(Records from a data source)
--- --- ---

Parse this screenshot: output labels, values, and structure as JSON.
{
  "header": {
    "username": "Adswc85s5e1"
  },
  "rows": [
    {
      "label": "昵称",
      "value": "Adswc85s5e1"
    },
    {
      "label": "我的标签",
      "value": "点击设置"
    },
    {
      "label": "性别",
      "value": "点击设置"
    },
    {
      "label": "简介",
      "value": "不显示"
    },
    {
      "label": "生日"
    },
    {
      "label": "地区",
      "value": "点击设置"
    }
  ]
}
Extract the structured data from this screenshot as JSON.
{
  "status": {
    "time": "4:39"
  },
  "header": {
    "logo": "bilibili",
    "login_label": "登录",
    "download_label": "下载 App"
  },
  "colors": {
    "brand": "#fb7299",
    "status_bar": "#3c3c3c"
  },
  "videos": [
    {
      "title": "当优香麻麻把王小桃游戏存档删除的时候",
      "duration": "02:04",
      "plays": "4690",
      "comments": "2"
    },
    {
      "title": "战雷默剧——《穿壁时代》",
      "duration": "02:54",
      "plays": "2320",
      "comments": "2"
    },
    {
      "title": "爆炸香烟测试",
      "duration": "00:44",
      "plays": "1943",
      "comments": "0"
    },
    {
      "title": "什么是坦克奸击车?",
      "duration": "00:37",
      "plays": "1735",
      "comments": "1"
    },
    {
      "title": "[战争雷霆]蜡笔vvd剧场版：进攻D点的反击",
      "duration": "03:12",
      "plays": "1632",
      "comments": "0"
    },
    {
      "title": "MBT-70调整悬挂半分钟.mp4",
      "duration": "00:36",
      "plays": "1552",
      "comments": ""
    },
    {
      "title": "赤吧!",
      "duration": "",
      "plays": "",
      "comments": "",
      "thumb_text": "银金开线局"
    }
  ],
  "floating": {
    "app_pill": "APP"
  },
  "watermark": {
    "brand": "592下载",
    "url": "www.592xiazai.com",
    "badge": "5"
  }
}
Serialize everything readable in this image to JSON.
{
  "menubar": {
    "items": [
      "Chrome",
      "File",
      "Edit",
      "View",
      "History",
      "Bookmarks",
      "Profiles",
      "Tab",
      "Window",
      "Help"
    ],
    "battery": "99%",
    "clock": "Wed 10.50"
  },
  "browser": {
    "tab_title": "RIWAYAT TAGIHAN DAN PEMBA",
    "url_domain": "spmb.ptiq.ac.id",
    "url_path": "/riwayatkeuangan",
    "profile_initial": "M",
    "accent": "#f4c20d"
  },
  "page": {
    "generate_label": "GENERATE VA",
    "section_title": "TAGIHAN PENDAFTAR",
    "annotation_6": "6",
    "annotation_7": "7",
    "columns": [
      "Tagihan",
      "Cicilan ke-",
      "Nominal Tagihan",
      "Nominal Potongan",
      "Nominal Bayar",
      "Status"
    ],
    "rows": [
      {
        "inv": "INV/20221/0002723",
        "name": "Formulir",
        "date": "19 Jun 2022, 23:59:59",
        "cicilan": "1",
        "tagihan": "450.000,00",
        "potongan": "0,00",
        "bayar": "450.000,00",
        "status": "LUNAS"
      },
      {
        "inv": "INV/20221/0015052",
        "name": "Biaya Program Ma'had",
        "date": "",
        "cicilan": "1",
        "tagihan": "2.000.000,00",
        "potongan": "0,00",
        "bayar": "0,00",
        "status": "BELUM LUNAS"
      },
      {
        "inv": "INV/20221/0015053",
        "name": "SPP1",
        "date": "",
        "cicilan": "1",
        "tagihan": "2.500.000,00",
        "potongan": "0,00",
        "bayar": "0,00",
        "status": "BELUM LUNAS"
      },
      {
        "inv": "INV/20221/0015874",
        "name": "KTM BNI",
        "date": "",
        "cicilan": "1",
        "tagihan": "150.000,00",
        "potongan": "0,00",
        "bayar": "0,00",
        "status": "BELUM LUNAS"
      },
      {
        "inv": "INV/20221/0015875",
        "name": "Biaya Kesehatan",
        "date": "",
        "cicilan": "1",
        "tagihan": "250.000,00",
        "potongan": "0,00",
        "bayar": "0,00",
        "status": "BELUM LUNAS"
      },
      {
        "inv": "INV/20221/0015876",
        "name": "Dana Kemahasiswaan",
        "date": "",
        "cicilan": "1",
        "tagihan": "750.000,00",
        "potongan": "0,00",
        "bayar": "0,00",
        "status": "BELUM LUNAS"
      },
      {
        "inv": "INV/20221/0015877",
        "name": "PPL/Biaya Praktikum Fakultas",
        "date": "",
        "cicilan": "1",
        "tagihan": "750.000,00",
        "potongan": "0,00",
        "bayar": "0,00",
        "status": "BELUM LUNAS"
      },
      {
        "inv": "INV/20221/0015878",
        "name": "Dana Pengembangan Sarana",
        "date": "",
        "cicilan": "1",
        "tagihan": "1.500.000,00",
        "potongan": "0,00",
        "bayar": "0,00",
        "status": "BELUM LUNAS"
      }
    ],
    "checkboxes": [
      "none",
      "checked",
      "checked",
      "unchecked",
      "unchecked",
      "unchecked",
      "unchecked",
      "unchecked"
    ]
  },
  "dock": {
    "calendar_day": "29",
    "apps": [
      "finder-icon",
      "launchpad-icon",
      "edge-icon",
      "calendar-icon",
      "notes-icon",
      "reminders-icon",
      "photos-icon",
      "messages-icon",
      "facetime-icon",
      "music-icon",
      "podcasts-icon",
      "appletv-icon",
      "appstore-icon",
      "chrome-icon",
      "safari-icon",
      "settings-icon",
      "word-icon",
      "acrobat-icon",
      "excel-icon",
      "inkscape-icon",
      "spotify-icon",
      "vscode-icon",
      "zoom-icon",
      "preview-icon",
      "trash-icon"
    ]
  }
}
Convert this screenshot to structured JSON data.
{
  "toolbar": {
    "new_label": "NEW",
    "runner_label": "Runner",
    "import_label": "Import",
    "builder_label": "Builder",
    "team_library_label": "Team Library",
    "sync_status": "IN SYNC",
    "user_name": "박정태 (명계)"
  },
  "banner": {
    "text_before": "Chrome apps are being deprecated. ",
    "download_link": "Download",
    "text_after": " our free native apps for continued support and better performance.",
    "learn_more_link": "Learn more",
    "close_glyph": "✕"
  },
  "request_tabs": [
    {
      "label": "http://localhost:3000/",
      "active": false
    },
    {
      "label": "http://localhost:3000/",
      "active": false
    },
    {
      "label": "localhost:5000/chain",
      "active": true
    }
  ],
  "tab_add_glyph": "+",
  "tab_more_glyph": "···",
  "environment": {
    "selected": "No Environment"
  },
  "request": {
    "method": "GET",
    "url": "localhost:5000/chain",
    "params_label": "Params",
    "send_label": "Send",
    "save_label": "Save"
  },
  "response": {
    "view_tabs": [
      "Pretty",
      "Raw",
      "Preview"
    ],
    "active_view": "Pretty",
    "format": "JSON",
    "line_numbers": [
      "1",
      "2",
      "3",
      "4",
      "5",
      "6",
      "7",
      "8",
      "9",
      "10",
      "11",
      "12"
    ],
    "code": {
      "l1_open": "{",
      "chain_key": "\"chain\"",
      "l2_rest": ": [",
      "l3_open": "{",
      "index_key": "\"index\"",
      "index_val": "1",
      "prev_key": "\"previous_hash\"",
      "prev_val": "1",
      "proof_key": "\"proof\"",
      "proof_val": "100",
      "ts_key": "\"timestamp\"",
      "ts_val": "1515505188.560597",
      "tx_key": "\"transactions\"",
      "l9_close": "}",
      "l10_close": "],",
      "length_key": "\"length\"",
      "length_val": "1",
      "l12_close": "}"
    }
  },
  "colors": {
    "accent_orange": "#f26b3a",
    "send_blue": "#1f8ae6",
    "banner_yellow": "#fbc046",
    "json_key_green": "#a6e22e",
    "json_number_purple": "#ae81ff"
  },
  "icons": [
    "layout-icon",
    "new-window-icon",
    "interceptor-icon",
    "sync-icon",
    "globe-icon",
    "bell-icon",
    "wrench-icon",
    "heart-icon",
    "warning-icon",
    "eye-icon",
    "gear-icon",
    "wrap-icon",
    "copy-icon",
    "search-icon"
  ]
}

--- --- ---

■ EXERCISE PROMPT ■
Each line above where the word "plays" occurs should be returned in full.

■ YOUR SOLUTION ■
      "plays": "4690",
      "plays": "2320",
      "plays": "1943",
      "plays": "1735",
      "plays": "1632",
      "plays": "1552",
      "plays": "",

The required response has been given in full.